Your goal:
The required output is a copy of each line in the material below that includes "Number".

Given data:
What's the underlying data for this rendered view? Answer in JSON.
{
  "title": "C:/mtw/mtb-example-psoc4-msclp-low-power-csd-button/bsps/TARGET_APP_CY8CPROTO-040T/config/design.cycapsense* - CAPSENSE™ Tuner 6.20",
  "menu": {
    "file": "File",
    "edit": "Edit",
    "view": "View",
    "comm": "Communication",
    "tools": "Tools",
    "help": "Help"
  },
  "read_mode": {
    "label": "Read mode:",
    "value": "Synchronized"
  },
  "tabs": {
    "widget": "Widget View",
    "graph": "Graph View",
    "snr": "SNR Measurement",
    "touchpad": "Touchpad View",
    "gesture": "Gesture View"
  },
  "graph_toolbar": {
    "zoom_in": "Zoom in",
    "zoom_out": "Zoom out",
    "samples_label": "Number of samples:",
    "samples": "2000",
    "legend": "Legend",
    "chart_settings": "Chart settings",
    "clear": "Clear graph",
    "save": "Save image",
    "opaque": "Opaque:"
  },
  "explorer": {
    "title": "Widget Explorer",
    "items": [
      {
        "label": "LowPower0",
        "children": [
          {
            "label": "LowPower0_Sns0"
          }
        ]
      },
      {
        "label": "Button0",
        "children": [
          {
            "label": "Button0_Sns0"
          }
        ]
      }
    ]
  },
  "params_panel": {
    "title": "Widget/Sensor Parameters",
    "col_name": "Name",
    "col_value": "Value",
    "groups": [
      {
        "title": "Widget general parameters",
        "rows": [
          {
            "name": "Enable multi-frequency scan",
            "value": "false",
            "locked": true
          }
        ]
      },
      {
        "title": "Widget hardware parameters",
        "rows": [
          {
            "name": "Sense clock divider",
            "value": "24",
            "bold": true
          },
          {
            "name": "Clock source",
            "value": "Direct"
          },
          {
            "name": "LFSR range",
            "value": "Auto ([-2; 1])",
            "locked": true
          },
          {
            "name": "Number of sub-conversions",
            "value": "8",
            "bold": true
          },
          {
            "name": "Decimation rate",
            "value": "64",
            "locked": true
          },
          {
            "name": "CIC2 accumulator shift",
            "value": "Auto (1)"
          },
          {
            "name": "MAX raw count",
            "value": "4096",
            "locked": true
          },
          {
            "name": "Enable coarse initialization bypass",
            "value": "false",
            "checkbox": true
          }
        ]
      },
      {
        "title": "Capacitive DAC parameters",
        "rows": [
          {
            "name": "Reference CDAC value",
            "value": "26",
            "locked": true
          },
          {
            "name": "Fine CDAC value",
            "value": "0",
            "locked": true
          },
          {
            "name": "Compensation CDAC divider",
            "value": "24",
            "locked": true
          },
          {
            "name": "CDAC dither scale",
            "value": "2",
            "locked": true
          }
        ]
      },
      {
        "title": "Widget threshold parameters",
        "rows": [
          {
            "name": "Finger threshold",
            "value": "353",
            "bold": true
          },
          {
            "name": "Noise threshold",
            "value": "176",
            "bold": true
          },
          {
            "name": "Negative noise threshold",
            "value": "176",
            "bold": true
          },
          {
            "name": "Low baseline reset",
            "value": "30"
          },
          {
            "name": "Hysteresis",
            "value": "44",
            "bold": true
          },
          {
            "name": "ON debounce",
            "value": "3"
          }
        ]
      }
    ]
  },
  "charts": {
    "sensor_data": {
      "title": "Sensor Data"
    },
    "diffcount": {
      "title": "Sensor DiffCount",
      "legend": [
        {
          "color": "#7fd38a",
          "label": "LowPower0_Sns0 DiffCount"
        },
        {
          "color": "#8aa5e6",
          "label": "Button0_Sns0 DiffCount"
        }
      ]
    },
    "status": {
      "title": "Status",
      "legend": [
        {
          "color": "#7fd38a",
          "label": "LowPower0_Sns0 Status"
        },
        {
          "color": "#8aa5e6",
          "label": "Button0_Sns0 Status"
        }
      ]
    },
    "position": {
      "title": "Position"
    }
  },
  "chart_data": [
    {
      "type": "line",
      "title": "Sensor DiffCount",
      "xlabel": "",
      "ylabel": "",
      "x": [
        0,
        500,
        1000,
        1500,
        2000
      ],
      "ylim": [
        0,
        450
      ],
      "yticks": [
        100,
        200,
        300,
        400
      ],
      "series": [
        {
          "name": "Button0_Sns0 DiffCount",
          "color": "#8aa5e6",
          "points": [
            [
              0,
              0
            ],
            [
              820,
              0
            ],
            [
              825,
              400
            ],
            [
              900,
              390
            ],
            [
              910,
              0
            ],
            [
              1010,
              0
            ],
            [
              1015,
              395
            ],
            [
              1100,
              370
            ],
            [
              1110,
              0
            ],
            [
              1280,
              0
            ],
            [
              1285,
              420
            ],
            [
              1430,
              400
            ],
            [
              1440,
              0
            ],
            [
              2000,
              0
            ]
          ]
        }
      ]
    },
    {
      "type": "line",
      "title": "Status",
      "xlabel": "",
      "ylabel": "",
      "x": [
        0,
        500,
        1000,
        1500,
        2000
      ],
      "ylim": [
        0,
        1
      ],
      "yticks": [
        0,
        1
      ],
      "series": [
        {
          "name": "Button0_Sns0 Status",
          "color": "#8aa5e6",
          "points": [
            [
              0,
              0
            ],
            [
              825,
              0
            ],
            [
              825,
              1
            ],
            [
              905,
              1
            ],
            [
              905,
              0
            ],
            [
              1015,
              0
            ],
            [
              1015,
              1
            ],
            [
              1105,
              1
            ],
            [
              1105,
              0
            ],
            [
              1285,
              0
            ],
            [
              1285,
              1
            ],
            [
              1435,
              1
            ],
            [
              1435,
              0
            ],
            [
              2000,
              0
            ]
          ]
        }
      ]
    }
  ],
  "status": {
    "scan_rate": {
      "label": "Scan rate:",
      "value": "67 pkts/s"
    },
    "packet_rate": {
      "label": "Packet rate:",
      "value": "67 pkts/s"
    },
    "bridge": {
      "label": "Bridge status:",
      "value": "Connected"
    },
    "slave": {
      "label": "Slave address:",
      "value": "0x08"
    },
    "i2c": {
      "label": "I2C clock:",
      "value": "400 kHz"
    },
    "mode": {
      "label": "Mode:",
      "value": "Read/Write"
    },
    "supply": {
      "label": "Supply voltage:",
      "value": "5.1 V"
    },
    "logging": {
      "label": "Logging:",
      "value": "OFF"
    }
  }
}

Result:
    "samples_label": "Number of samples:",
            "name": "Number of sub-conversions",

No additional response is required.